[What you should do]:
The word "thumbs" occurs in some lines of the listing. Copy those lines.
Segment Start: Records shown
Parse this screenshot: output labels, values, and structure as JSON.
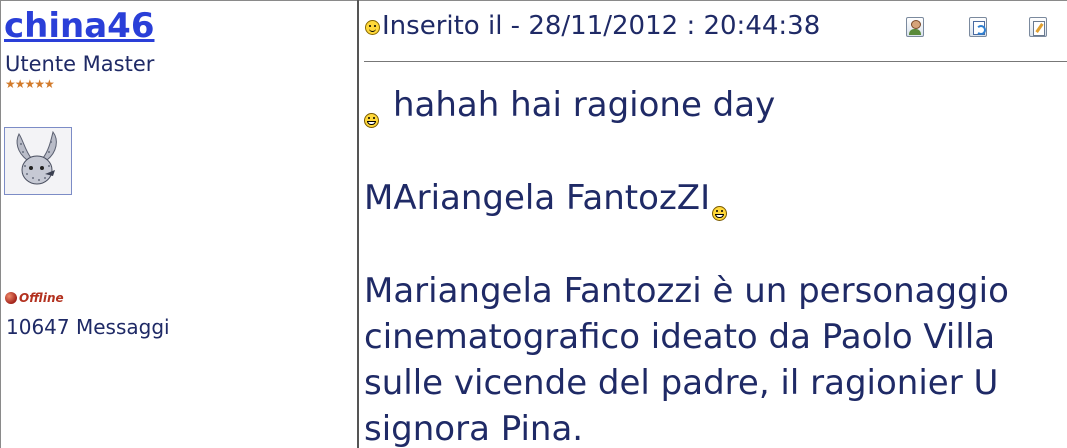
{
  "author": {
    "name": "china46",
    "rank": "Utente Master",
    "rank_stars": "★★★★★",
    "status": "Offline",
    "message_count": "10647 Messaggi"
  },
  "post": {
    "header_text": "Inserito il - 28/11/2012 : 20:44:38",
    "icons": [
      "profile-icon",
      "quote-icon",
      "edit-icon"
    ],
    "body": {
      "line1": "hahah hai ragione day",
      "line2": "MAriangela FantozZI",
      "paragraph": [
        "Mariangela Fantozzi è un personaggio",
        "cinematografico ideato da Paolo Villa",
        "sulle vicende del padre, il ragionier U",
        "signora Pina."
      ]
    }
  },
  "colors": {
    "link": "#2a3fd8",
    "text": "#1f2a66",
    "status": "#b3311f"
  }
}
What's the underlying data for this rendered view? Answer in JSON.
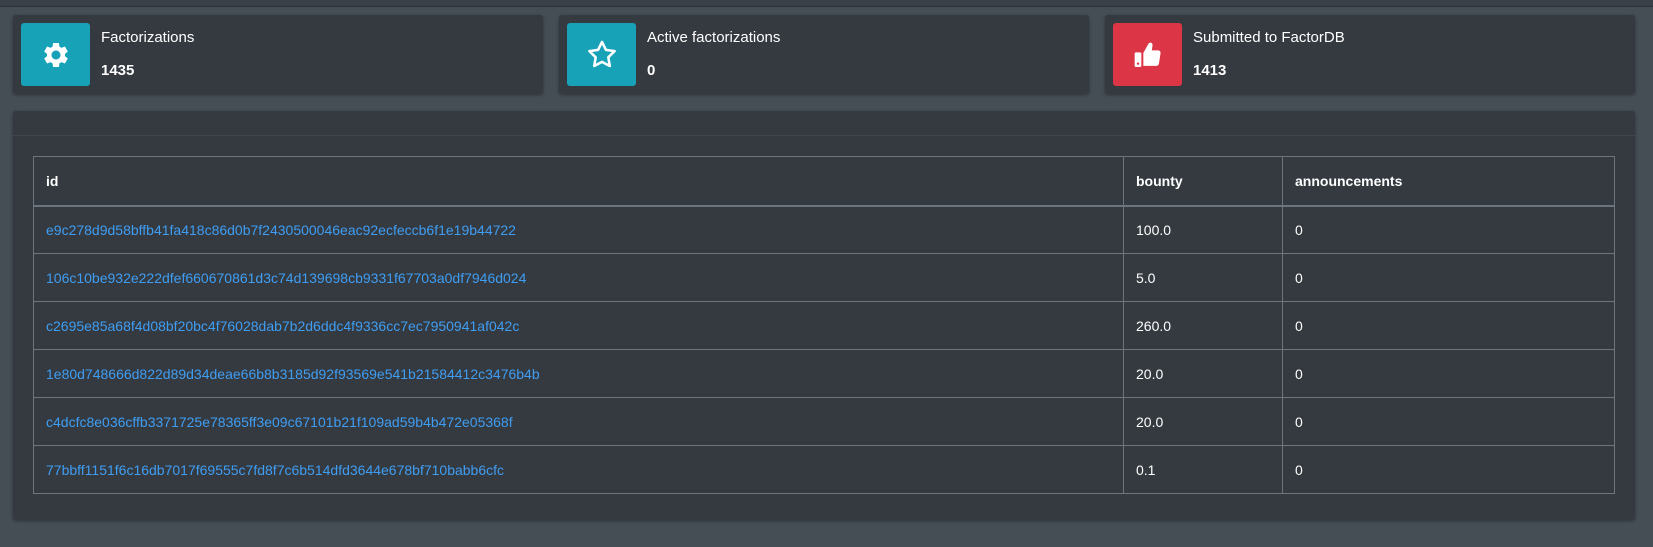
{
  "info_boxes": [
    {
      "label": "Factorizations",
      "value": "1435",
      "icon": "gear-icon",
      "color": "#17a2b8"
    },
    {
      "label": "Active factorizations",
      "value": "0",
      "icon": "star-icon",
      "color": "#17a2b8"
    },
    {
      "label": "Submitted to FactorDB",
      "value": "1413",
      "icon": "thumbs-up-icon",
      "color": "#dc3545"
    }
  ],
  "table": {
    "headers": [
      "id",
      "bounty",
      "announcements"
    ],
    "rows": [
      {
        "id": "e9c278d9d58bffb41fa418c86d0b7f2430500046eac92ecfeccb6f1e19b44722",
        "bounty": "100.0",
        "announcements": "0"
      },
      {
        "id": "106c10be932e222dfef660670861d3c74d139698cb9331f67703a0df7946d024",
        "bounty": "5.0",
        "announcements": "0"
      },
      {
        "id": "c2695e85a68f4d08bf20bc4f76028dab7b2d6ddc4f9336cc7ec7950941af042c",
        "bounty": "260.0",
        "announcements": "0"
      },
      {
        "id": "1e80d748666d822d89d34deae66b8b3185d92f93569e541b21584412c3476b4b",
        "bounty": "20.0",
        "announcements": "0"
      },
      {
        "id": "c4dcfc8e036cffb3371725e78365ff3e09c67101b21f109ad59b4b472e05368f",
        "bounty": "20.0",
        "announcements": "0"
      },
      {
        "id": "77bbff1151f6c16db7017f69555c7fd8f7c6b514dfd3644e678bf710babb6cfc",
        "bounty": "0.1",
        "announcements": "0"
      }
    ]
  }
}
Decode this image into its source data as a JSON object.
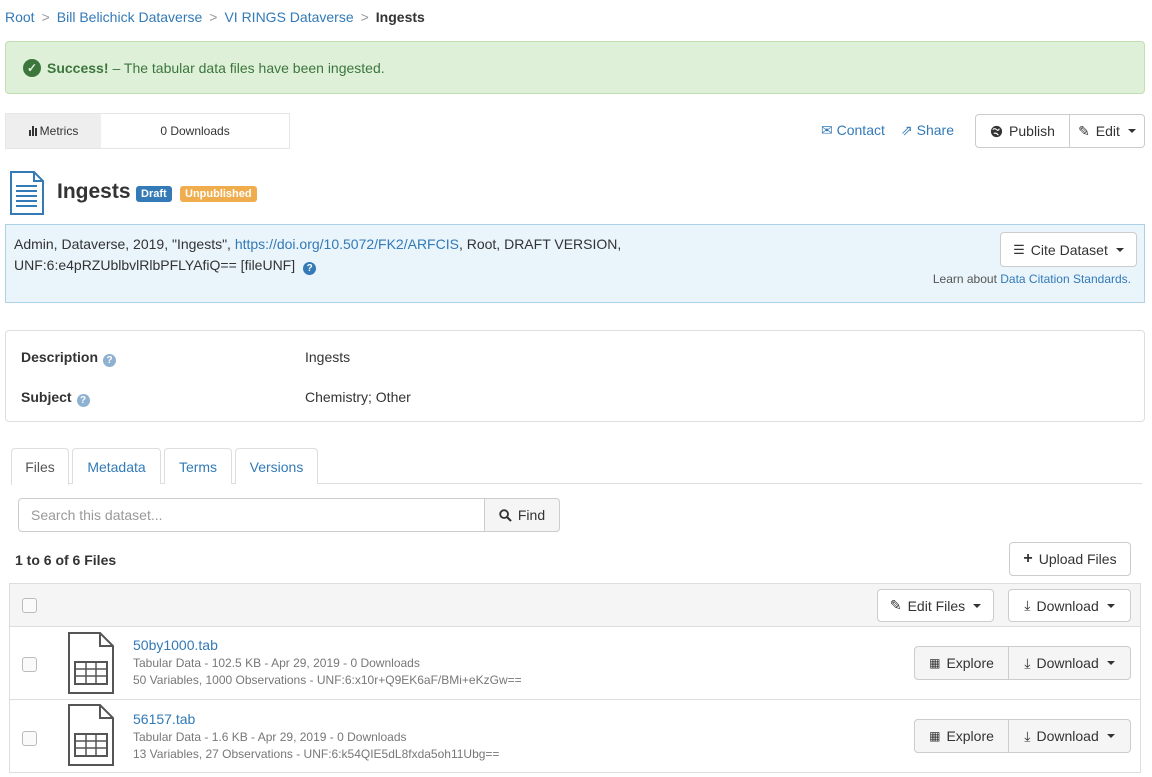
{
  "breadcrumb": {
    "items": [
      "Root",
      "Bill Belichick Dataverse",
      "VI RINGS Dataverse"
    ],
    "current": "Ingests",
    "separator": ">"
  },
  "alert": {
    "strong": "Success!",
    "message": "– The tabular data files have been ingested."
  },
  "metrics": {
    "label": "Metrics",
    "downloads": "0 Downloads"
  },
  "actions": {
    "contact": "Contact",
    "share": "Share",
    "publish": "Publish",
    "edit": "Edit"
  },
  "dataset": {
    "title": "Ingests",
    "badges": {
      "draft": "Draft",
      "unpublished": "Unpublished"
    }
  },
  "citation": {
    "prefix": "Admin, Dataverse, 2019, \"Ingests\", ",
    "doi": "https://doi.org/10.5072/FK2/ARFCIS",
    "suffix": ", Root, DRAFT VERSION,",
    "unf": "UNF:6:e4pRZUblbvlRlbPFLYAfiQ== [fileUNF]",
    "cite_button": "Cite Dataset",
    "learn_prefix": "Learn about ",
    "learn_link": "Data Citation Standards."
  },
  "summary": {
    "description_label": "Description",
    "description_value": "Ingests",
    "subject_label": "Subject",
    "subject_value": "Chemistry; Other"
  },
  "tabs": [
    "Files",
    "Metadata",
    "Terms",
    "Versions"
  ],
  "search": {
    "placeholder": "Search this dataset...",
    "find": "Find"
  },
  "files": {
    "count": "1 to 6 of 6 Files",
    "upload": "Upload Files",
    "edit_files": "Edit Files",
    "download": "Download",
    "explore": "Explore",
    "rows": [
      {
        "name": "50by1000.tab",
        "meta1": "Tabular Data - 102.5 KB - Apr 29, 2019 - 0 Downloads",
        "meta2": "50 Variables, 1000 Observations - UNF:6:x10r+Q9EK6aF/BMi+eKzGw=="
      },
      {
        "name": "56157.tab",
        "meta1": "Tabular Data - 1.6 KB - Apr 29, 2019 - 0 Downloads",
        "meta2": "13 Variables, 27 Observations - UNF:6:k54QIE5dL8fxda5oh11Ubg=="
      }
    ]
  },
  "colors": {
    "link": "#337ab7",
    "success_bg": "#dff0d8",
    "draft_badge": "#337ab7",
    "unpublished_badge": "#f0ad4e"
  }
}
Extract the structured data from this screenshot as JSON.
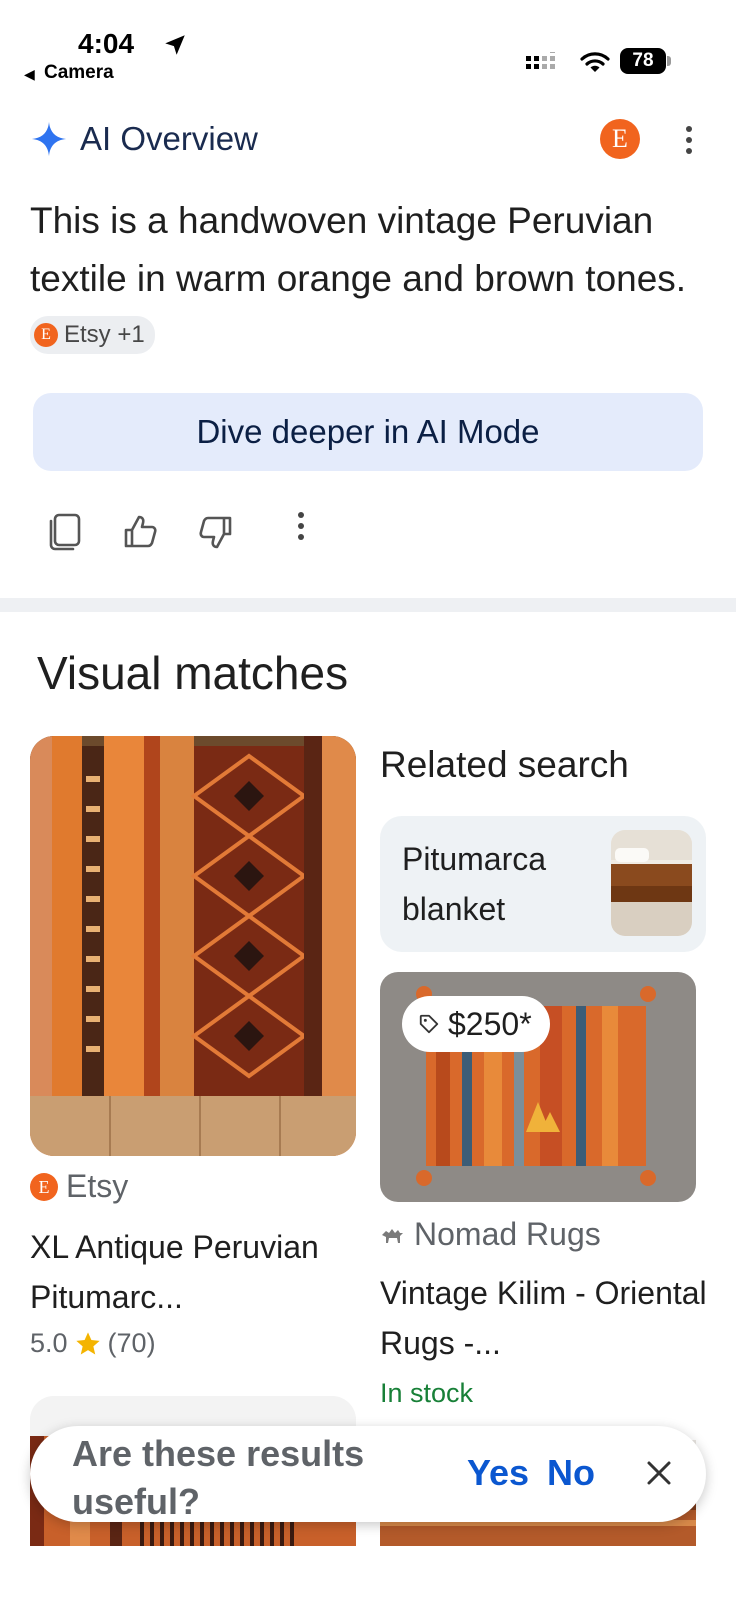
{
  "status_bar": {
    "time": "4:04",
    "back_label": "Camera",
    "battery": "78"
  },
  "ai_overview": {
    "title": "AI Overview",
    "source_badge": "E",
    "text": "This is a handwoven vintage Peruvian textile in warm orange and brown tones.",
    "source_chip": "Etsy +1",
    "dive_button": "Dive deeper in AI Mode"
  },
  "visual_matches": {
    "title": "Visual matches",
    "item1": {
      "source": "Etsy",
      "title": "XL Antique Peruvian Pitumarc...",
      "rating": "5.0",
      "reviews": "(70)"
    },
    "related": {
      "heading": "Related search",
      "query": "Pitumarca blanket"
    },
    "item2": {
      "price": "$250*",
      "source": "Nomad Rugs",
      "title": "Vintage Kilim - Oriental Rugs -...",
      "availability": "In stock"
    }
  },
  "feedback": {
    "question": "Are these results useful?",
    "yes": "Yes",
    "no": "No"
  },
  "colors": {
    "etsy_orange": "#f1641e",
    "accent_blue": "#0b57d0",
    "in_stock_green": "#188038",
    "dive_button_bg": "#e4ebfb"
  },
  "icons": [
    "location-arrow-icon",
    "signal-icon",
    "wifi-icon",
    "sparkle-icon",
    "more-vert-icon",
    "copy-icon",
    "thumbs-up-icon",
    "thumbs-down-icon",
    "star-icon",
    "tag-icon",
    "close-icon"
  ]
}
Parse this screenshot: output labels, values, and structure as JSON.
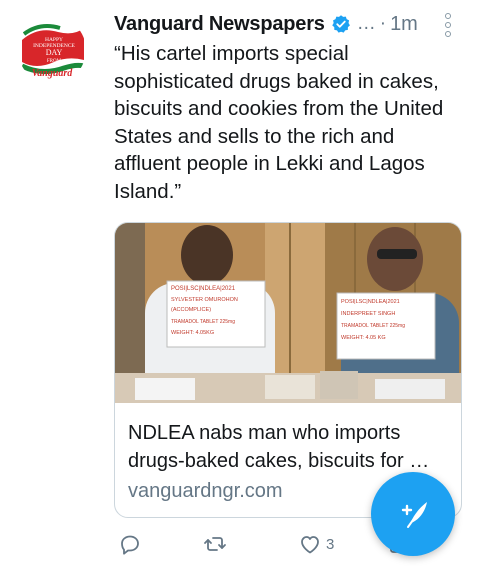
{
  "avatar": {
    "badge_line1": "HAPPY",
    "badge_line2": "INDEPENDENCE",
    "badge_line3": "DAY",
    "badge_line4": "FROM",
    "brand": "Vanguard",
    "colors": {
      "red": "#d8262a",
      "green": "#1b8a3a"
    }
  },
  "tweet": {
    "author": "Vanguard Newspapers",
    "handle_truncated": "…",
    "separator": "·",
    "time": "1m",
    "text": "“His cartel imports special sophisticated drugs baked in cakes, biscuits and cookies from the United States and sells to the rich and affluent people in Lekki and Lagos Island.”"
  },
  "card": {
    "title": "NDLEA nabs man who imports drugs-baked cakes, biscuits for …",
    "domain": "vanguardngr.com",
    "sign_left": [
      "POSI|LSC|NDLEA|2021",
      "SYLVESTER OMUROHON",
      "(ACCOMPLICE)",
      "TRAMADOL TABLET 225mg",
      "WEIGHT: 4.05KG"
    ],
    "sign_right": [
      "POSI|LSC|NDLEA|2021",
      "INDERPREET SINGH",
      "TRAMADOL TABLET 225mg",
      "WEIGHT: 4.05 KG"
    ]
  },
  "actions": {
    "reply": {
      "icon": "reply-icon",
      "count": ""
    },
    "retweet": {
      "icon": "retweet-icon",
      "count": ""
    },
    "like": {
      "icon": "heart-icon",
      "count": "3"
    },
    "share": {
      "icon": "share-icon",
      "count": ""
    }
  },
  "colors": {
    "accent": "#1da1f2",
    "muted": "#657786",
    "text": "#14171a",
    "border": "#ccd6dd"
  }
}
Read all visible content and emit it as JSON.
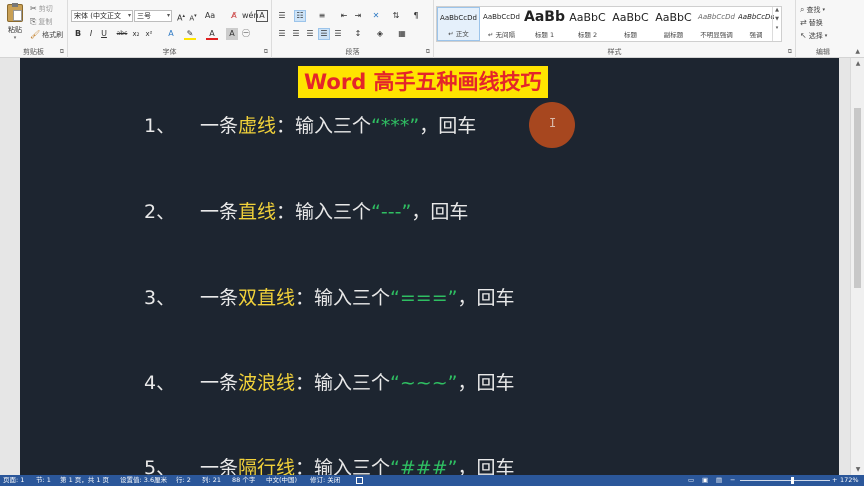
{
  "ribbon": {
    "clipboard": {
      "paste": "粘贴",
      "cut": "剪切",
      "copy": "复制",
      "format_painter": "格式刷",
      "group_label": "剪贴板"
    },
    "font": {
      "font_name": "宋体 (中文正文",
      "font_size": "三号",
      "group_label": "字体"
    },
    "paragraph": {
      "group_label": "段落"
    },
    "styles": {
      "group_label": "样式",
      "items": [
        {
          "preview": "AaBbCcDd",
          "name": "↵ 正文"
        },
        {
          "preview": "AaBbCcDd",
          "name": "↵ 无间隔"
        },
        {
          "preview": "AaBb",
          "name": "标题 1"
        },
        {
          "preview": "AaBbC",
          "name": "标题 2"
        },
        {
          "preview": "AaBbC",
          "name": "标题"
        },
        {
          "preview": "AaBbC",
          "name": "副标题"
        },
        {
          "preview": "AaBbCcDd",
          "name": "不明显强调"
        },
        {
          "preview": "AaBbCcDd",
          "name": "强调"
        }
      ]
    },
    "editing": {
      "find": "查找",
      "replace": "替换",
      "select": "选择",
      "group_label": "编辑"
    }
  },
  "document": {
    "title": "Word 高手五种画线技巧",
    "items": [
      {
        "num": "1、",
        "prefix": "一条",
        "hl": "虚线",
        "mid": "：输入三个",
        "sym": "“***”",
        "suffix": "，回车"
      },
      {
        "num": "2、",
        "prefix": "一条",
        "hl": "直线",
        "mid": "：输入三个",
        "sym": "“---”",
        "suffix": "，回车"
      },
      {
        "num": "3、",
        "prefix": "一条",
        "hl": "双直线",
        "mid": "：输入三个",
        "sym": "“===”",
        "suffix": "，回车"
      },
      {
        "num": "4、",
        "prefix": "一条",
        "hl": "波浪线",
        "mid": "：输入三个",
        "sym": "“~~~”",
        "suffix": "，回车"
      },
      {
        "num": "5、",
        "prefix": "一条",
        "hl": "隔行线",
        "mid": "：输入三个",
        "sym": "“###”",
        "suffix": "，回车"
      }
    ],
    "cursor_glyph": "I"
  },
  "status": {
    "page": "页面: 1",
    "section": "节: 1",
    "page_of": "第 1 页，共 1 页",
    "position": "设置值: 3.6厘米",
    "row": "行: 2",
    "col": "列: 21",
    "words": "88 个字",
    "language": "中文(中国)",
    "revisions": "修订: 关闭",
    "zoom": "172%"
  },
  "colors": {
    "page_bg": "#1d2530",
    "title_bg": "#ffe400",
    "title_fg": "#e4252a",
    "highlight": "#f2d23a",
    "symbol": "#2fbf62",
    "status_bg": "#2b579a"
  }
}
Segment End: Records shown
[Answer to this task]:
      "icon": "thumbs-up-icon",
    "thumbs-up-icon",
    "thumbs-down-icon",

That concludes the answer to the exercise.